# Work required
Where a line in the listing below holds the word "this", count that line; give the total alone.
[[ Given data open ]]
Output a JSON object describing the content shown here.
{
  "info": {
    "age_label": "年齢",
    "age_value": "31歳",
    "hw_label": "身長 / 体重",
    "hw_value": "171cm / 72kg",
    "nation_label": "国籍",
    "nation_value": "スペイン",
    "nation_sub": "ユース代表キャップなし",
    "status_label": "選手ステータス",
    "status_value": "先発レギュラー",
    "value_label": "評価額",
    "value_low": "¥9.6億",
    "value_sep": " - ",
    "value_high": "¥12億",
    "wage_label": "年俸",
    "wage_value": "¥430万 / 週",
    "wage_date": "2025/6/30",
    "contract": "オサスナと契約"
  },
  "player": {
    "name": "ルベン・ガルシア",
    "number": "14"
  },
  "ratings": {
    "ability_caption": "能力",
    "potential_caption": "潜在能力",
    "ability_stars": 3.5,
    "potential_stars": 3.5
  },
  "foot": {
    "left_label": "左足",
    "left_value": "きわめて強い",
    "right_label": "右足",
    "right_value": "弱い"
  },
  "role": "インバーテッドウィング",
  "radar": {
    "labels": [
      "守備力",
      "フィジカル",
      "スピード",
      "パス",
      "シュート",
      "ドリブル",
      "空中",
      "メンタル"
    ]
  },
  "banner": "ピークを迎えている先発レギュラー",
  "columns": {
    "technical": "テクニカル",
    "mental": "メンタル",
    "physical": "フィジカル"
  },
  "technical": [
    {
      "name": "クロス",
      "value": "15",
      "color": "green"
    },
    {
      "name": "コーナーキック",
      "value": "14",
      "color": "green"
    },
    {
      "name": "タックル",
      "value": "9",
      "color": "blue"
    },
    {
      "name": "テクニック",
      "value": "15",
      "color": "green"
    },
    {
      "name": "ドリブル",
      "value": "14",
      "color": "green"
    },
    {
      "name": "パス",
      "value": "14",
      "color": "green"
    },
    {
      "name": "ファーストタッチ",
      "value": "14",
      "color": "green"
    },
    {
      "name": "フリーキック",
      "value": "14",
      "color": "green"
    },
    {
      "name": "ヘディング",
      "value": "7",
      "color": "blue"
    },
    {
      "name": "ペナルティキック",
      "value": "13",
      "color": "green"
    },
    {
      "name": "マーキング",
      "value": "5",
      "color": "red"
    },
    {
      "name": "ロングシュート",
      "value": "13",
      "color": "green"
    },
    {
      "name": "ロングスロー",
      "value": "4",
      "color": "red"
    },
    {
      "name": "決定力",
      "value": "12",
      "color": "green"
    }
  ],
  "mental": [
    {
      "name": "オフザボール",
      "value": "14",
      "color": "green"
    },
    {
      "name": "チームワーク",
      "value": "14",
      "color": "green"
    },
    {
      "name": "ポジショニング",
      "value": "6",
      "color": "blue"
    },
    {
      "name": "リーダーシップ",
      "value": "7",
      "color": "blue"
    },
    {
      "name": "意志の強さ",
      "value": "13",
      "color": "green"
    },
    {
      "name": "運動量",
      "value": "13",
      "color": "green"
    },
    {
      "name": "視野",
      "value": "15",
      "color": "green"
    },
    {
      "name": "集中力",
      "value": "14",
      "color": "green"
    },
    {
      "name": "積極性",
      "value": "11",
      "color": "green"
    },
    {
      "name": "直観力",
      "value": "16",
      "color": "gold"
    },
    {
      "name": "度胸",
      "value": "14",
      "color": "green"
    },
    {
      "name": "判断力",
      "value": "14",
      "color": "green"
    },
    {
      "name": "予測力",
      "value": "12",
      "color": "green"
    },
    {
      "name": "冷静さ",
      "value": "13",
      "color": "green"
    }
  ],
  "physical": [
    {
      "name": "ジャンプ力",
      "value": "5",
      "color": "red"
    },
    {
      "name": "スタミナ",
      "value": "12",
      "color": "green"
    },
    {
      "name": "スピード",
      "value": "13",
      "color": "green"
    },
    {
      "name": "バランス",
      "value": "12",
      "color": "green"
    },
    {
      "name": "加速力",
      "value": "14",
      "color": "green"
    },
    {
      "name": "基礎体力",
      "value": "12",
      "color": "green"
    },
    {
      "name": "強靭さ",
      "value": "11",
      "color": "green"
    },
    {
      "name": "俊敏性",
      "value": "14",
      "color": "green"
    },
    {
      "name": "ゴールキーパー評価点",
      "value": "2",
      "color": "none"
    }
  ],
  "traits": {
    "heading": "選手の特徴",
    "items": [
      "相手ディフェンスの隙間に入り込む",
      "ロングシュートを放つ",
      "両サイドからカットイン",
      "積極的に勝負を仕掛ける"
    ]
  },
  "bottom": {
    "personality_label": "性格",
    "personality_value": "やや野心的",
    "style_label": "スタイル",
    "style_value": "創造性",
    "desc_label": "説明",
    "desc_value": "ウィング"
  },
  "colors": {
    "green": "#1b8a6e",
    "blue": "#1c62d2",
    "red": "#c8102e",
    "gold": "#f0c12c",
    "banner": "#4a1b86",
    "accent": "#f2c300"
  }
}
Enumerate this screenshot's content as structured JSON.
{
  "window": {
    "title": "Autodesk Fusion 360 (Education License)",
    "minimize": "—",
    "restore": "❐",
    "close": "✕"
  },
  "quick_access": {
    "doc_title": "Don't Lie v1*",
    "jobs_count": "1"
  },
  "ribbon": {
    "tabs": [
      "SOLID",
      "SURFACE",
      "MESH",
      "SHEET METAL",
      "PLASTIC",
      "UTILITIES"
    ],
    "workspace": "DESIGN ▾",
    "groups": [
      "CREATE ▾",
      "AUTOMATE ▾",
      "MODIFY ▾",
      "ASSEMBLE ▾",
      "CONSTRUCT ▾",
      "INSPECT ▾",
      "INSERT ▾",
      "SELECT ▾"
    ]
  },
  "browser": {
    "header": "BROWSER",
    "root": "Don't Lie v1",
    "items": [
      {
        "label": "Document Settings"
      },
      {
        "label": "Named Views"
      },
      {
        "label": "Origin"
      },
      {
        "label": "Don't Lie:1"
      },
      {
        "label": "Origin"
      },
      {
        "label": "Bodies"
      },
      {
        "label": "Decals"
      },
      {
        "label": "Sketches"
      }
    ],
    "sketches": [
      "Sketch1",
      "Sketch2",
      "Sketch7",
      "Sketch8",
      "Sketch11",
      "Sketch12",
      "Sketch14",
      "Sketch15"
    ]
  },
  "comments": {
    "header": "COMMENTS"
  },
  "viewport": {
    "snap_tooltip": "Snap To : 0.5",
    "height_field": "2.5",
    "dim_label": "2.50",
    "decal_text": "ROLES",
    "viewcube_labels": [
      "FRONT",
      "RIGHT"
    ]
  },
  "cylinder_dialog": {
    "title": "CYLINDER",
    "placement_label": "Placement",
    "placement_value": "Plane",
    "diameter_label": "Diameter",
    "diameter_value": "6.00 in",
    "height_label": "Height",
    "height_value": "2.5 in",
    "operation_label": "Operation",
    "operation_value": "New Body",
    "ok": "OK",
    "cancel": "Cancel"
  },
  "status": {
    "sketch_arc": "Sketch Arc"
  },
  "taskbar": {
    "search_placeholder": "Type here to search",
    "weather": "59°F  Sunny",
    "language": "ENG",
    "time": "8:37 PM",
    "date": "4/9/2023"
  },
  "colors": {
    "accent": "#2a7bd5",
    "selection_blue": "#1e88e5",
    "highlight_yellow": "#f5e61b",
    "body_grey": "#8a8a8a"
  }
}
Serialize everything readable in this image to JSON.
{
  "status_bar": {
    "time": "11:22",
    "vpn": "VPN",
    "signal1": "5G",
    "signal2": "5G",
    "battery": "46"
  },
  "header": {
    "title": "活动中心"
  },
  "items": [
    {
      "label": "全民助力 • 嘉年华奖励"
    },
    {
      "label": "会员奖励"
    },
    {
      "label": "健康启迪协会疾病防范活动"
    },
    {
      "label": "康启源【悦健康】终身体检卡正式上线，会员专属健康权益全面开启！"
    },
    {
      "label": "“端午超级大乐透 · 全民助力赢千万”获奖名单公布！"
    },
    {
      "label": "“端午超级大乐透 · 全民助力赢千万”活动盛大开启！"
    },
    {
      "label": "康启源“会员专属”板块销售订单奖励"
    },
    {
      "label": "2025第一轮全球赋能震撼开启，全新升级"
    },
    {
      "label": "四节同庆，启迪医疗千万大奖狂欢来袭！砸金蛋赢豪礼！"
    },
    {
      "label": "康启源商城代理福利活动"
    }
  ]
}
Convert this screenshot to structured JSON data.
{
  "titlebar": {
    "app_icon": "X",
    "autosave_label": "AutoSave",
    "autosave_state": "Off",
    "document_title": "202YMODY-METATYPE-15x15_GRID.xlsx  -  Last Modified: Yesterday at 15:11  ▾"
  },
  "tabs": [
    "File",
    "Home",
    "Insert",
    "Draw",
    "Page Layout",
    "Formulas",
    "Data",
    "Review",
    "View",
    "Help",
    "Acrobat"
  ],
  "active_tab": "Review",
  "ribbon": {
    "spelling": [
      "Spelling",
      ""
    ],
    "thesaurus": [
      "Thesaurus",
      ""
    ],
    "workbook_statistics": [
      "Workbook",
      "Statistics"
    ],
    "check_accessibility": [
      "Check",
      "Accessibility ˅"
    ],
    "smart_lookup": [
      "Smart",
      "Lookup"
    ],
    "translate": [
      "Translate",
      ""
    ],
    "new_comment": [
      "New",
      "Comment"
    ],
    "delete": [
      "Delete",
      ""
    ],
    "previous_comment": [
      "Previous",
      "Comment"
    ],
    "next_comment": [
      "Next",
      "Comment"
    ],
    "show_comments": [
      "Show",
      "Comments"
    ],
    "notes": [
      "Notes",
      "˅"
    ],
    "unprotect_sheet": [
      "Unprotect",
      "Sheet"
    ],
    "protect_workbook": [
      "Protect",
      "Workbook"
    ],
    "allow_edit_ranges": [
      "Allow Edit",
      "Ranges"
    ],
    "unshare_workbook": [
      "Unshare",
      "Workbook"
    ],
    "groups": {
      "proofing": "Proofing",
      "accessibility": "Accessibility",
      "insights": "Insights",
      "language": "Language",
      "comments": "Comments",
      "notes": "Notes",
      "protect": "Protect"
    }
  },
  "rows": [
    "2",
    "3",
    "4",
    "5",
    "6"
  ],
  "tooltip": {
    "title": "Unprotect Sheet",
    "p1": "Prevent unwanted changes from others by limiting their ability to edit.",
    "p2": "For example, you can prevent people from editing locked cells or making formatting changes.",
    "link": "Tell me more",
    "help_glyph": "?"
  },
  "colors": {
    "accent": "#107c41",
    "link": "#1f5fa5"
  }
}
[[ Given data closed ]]
# Solved exercise
3